### GIVEN RECORDS
***

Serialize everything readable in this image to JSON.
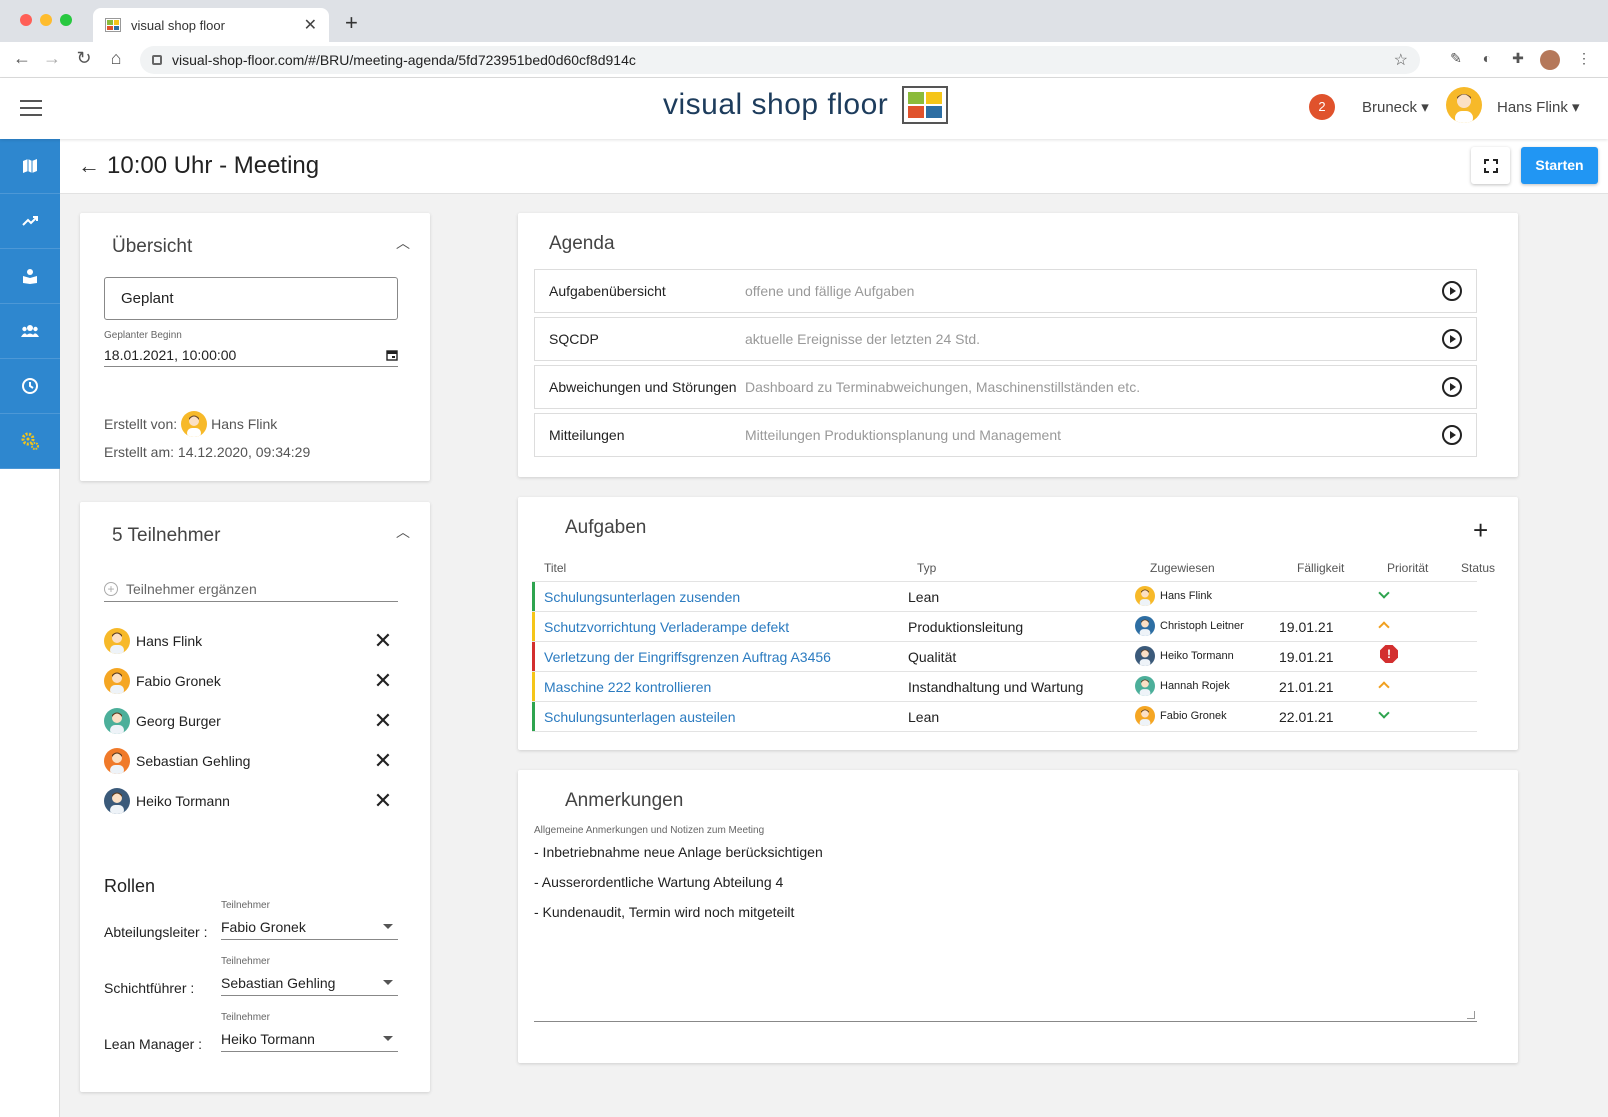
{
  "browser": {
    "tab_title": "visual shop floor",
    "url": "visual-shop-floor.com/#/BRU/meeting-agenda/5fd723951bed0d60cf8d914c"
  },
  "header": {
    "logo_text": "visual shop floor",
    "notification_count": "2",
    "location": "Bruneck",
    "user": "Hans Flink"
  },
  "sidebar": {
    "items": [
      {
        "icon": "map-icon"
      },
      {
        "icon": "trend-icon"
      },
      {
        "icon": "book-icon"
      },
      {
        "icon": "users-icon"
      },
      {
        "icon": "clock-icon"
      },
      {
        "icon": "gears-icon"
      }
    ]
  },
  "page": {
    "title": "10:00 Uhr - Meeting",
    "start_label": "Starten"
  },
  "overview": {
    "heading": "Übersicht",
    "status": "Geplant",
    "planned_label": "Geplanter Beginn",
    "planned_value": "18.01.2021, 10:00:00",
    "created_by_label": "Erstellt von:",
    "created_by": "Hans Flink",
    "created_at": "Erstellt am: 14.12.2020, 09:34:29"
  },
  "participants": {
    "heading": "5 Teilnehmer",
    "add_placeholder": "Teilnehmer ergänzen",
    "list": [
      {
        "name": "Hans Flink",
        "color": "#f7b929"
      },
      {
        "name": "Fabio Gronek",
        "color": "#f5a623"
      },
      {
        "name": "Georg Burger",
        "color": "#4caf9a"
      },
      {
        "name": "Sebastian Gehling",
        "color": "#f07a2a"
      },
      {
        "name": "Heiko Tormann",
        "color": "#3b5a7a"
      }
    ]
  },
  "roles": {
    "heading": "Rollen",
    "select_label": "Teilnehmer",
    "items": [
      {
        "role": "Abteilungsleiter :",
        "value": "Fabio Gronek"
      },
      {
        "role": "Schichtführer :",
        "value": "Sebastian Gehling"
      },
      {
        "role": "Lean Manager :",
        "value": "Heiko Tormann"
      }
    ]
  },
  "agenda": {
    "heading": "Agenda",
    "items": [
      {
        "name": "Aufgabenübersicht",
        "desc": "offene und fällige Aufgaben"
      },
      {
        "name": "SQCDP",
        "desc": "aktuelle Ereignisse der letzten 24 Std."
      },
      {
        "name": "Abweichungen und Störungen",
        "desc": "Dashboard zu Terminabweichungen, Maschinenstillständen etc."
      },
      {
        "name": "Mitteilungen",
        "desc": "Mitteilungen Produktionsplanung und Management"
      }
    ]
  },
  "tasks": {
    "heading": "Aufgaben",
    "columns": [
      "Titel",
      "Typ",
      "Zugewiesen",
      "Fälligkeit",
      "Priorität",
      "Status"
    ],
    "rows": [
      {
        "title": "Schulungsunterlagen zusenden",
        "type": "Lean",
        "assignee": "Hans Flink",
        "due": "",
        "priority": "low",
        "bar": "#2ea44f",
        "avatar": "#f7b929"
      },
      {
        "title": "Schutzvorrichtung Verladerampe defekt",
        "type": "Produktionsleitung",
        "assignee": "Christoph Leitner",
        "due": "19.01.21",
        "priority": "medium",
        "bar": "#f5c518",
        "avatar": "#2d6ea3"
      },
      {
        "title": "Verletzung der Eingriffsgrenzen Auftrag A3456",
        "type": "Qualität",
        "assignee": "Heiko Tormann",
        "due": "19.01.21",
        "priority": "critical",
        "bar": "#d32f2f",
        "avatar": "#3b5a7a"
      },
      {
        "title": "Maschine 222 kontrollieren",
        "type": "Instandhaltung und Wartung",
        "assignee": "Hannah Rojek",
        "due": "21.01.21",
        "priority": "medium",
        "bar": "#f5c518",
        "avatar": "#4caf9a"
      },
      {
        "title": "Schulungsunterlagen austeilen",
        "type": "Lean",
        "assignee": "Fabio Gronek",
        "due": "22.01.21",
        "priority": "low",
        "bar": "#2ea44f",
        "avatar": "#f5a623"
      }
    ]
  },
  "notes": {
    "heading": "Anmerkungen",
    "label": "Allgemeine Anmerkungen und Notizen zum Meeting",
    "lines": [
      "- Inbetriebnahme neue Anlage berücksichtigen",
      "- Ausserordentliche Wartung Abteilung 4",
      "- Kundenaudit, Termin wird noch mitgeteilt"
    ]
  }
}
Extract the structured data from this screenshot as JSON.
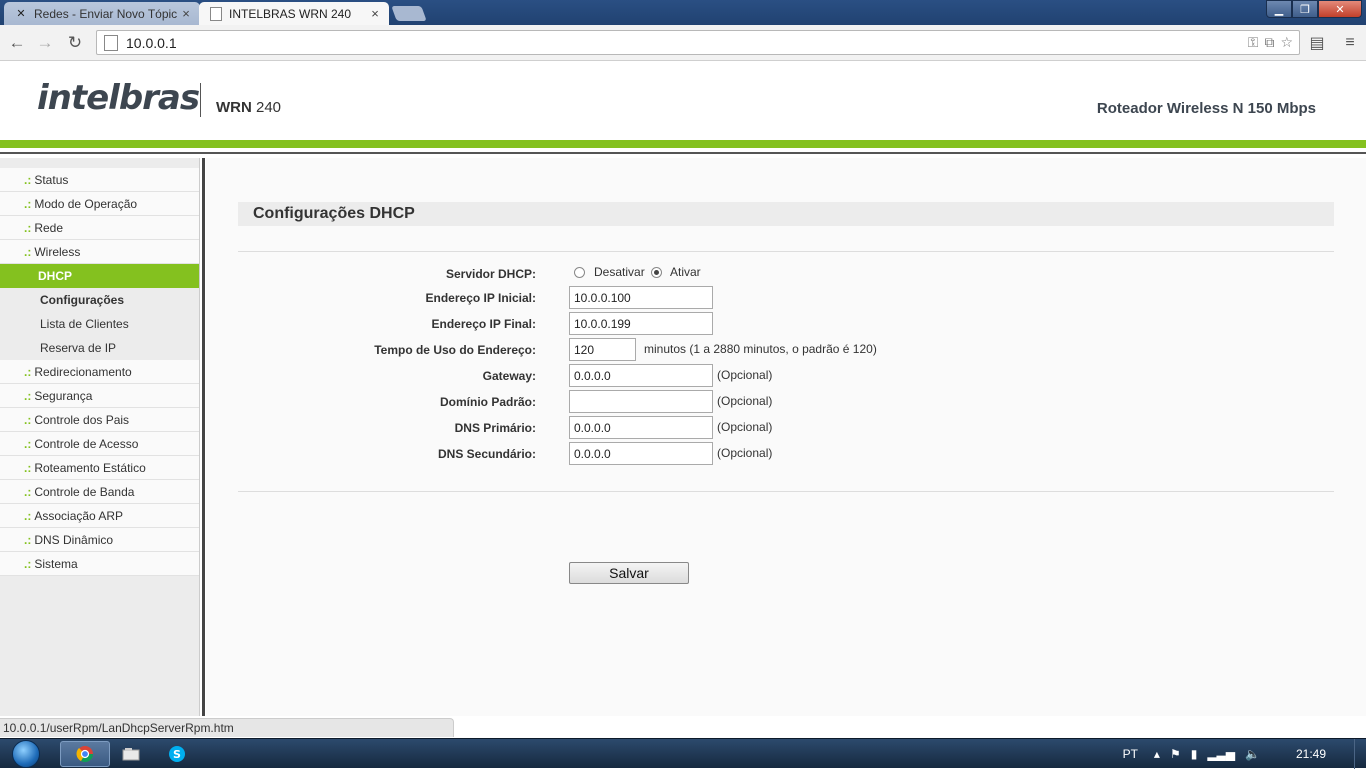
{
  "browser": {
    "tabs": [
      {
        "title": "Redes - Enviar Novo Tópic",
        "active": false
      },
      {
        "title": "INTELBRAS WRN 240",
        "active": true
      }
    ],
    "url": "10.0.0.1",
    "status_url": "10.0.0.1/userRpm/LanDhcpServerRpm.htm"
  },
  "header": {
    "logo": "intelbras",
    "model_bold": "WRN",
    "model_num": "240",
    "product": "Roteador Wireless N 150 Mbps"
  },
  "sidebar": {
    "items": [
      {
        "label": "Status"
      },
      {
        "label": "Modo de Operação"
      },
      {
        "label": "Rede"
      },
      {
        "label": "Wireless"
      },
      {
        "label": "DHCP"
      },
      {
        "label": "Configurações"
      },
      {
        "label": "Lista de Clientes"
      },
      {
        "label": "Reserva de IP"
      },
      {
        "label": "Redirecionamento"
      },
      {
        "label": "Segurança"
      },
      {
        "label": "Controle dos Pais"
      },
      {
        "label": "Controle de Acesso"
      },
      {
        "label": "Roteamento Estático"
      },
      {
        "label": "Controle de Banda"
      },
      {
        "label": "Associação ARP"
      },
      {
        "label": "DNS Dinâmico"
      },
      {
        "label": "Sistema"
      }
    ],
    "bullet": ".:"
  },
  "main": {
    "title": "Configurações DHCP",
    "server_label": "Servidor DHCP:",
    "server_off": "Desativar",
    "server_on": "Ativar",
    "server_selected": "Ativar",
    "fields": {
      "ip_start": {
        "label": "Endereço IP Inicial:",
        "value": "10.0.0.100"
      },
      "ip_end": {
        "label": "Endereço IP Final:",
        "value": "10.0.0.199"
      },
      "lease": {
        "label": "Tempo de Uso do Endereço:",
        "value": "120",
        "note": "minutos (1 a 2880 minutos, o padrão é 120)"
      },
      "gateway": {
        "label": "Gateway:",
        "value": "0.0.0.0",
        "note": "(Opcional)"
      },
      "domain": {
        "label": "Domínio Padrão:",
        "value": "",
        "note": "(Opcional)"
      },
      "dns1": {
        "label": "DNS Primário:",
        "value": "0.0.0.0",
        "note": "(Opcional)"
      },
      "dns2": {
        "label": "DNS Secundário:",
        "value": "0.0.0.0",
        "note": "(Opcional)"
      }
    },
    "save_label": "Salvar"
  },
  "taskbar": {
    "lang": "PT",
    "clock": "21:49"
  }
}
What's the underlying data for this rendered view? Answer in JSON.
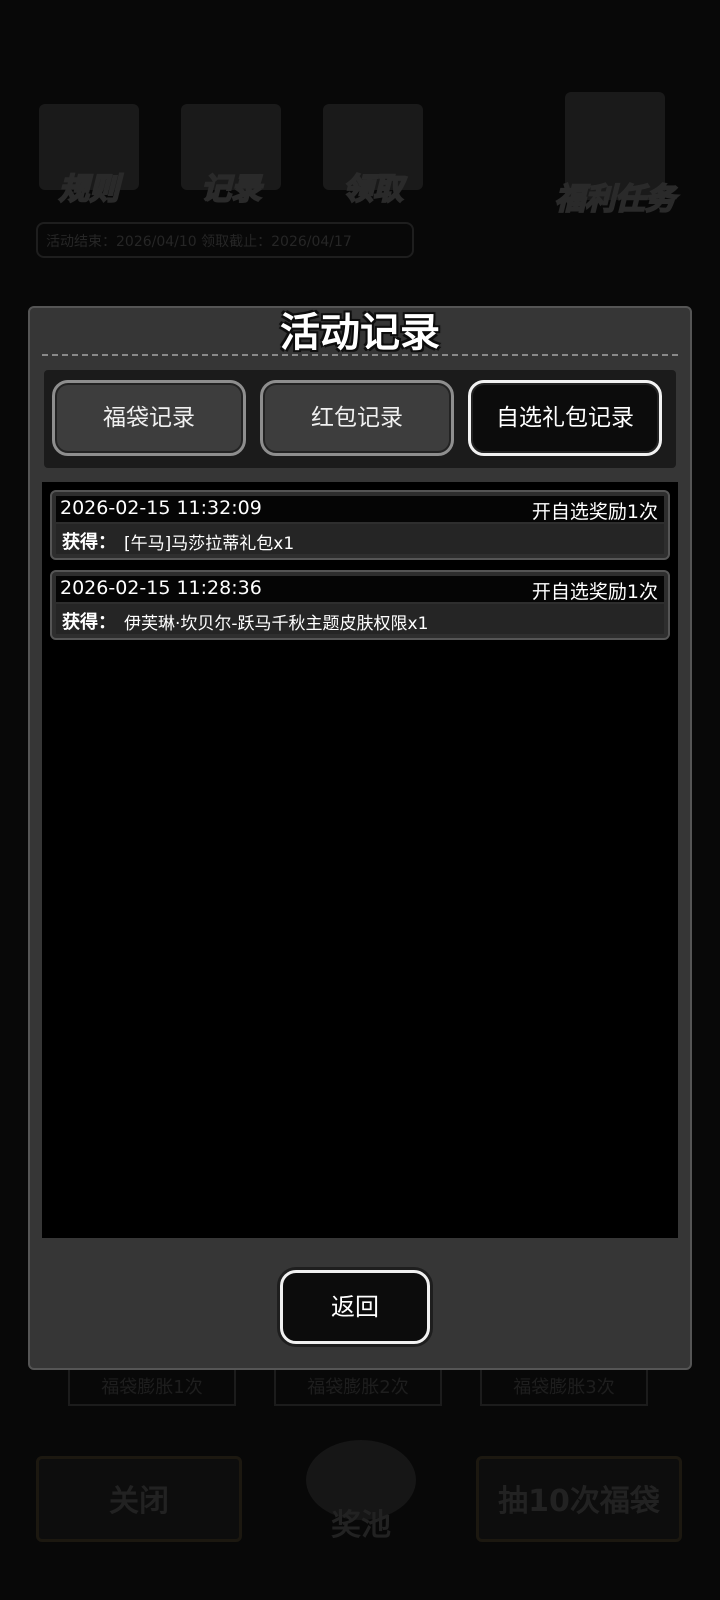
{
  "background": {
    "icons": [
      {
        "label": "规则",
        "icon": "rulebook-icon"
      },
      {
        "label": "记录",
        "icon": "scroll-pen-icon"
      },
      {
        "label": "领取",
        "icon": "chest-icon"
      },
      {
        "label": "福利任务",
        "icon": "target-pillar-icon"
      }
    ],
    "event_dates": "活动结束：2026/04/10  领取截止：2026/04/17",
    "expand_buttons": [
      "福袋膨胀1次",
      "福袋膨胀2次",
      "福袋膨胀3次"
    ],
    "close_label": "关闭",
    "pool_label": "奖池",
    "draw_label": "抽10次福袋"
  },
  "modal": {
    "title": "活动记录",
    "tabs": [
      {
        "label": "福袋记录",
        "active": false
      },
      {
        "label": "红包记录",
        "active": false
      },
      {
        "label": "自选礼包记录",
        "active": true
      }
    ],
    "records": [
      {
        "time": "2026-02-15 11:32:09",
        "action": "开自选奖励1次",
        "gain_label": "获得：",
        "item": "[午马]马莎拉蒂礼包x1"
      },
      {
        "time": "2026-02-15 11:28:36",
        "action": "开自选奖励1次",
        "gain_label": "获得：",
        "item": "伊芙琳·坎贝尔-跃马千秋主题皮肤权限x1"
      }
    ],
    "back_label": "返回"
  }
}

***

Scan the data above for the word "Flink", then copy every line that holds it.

    "user": "Hans Flink"
    "created_by": "Hans Flink",
        "name": "Hans Flink",
        "assignee": "Hans Flink",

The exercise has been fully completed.